Hot Koehls

The more you know, the more you don’t know

This content is a little crusty, having been with me through 3 separate platform changes. Formatting may be rough, and I am slightly less stupid today than when I wrote it.
08 Aug 2008

Using SQL computations in WHERE clause

When writing SQL statements, sometimes I want to filter the result set based on a value that must be computed out of the stored data. Here’s an example: [code="sql”]SELECT widgetID, count( widgetID ) AS totalWidgets

FROM table_widget_sales

WHERE totalWidgets > 1

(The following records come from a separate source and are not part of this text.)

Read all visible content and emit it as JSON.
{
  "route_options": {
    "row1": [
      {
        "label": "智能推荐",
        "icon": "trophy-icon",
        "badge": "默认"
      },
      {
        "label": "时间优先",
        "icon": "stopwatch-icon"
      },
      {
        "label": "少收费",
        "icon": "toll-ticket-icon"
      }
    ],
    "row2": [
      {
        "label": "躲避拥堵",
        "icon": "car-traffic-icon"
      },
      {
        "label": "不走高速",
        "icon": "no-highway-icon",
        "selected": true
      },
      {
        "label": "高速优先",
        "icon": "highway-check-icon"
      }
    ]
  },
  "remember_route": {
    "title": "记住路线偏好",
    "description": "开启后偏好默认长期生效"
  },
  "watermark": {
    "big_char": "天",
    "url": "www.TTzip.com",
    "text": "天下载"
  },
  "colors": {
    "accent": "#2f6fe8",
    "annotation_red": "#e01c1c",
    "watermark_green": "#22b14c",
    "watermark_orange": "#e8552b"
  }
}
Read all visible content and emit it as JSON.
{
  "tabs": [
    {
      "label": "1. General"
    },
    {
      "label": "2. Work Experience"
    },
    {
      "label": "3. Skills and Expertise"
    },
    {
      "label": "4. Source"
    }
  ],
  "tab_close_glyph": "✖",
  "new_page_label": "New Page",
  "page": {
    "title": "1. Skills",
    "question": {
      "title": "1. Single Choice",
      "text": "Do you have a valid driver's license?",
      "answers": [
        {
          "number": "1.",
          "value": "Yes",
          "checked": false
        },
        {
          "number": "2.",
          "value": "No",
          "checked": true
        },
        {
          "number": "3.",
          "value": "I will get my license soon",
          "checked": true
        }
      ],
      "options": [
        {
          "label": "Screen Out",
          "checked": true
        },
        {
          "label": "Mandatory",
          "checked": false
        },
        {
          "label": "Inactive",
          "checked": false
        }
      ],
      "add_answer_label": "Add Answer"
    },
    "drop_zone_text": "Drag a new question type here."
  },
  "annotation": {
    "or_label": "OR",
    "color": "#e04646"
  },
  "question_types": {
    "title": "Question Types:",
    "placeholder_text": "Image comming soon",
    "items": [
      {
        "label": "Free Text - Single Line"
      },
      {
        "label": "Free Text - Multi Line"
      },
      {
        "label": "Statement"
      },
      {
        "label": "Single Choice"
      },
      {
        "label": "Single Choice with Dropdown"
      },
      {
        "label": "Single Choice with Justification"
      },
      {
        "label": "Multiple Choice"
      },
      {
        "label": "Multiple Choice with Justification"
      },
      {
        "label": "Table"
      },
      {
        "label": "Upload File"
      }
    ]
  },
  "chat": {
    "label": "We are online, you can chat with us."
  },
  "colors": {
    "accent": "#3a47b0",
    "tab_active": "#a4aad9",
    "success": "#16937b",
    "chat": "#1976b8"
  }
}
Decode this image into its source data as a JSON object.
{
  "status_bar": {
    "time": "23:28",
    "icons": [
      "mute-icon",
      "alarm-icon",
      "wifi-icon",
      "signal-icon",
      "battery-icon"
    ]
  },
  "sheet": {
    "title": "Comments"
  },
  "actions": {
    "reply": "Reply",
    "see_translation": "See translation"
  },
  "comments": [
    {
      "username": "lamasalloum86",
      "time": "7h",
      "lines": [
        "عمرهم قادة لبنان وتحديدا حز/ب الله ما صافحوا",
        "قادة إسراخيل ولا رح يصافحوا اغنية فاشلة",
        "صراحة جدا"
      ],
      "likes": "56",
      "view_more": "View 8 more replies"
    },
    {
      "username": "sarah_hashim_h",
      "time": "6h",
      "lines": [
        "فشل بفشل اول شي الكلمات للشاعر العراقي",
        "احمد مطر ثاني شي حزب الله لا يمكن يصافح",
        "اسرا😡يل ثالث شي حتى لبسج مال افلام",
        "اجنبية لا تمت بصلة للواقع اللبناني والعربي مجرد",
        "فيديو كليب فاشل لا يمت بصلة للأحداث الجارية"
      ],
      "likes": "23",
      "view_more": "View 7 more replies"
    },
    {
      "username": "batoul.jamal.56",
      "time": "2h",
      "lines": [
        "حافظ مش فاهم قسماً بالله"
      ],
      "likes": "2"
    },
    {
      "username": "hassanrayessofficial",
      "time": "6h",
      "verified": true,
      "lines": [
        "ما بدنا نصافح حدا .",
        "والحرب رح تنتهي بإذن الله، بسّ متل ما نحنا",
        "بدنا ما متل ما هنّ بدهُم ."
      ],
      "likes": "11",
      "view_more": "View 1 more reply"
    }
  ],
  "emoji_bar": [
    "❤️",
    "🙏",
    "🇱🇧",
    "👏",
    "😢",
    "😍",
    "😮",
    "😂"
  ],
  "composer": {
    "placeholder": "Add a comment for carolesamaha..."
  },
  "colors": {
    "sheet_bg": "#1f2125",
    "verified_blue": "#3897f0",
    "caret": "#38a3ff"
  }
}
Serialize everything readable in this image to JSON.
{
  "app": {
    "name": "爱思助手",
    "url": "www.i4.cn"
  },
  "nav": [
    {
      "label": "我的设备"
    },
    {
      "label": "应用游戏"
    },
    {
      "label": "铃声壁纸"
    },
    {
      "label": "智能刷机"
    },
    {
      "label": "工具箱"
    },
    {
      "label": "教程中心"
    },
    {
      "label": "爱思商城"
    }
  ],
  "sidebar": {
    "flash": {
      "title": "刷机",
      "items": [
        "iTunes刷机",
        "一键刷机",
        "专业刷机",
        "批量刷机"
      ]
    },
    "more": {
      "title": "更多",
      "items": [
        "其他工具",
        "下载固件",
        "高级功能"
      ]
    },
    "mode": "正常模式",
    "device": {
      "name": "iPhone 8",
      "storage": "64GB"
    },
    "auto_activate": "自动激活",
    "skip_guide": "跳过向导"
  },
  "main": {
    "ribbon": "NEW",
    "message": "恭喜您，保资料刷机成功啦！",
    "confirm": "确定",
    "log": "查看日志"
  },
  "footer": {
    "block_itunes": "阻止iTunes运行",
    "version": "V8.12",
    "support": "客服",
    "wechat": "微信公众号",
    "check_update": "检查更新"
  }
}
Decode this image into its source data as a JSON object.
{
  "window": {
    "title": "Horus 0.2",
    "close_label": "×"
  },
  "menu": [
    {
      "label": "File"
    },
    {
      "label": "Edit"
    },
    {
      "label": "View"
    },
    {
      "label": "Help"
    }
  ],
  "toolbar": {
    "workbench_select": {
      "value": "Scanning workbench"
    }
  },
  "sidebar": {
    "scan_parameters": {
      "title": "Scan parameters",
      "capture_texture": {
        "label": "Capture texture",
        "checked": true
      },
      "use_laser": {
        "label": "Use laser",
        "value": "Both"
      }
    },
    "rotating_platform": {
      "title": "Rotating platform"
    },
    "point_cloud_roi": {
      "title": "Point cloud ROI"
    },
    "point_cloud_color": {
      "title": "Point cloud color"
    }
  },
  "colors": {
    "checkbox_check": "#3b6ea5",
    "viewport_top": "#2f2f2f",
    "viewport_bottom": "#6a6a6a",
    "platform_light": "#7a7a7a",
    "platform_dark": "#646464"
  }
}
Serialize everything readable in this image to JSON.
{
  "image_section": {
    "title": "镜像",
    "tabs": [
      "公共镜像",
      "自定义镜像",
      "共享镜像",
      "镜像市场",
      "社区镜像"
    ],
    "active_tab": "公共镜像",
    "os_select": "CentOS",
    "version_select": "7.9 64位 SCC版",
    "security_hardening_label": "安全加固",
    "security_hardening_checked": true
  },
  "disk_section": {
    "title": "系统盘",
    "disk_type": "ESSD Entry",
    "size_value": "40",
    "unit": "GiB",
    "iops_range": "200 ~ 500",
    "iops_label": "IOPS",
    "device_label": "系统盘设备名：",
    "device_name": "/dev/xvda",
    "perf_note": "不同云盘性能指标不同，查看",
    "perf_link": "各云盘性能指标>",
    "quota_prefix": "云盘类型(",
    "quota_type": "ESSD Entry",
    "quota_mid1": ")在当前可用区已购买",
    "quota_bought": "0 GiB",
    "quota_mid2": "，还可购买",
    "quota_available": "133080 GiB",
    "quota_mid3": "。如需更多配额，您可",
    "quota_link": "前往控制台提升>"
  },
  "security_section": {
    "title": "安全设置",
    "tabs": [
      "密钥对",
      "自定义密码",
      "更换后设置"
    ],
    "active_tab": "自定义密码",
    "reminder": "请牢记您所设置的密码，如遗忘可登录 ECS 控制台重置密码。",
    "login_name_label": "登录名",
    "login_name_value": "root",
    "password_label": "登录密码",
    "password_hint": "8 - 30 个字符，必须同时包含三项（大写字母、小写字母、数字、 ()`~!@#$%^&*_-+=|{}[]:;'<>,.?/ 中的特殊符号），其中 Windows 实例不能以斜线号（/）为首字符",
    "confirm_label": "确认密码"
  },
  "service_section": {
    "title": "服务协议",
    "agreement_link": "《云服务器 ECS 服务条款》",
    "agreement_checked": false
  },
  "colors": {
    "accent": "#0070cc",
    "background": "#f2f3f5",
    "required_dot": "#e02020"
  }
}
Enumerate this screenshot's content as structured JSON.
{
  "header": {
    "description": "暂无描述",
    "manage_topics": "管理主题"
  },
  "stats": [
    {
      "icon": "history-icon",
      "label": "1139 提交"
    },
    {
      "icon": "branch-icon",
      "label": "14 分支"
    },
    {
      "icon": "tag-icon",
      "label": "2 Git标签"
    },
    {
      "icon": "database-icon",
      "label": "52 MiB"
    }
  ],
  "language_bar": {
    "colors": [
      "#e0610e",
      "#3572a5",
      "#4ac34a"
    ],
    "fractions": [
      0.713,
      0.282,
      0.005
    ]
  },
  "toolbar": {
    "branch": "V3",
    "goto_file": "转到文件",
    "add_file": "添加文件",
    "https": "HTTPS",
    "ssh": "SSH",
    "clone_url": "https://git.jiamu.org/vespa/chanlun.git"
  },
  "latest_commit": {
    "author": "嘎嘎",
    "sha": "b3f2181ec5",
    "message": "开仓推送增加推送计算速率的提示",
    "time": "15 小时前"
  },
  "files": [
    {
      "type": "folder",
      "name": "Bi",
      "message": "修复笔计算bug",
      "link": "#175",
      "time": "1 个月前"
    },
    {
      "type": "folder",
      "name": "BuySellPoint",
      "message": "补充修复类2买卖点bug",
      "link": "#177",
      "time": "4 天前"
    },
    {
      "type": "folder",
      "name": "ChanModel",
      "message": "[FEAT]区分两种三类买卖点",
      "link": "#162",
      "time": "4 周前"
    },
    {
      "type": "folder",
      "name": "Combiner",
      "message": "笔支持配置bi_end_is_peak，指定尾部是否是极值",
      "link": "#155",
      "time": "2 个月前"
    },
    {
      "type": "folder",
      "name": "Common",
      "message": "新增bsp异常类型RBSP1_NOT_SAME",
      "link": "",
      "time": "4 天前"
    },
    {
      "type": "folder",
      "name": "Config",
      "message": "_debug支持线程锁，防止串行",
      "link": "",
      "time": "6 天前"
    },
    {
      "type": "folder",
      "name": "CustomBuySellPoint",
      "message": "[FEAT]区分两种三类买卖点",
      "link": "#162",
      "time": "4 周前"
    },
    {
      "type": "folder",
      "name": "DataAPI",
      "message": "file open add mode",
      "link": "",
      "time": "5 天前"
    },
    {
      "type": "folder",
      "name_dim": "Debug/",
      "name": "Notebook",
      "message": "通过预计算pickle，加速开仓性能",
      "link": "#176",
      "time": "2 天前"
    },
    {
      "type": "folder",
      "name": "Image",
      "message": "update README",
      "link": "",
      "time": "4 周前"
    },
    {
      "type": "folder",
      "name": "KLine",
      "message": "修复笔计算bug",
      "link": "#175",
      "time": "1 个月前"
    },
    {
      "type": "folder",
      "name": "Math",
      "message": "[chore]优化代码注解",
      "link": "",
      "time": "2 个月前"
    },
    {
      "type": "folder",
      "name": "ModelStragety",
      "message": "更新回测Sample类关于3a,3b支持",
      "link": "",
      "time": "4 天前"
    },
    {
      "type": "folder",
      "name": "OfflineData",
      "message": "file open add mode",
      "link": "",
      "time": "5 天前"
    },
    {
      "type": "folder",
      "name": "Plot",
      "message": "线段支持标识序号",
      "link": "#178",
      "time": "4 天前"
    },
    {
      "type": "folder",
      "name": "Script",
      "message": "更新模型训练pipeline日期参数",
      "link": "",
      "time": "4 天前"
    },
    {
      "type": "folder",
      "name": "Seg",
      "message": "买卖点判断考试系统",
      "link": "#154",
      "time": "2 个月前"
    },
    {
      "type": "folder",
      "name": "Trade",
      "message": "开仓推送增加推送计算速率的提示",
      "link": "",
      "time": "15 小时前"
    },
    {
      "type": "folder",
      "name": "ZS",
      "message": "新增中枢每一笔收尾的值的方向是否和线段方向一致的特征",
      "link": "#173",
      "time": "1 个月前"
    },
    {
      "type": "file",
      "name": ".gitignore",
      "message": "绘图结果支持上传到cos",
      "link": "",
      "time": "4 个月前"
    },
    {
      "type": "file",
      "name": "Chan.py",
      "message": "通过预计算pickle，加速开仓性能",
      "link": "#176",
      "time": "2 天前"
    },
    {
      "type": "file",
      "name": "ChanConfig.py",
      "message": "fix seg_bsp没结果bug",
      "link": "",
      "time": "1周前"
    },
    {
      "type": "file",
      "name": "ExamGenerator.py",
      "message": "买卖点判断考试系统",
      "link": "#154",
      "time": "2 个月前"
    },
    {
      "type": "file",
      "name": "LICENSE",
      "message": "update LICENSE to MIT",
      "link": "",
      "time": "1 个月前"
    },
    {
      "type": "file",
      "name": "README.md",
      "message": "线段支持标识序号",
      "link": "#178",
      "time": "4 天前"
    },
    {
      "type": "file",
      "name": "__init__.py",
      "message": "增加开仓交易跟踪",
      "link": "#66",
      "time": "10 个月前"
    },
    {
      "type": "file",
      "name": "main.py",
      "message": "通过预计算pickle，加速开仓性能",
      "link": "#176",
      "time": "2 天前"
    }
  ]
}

ORDER BY totalWidgets DESC[/code] I want to see which widgets have been sold more than once, and how many times each of those remaining widgets have sold. Obviously we could pass a simpler query into a scripting language to calculate it for us, but that’s more cycles and memory. I love to squeeze as much out of my SQL statements as possible. Problem is, when I run that query above, I get this error: #1054 - Unknown column 'totalWidgets' in 'where clause' My first reaction is, “I can use that column in the order by clause, why not where clauses!?” Simple, the value doesn’t exist when the WHERE clause is evaluated. The number is calculated as each matching record is passed. By the time we reach the ORDER BY clause, we have the data we need. But the WHERE clause is used to actually figure out what records we need to perform that calculation, so we’ve got a chicken-egg issue. The solution is to use a subquery, sometimes called a “sub-select statement.” Using two select statements, we can split the duties for filtering (more than 1 widget sale) and counting (total number of sales per widget). Here’s the working query: [code="sql”]SELECT w.widgetID, COUNT( ws.widgetID ) AS totalWidgets

FROM table_widgets AS w

INNER JOIN table_widget_sales AS ws ON ( w.widgetID = ws.widgetID )


SELECT COUNT( ws.widgetID ) AS number

FROM table_widget_sales AS ws

WHERE ws.widgetID = w.widgetID

) > 1


ORDER BY totalWidgets DESC[/code] See what’s going on? We’re doing the same count twice, but the subquery returns everything (number of sales per widget for all widgets), while the first select only grabs the results we want (sales greater than 1).

comments powered by Disqus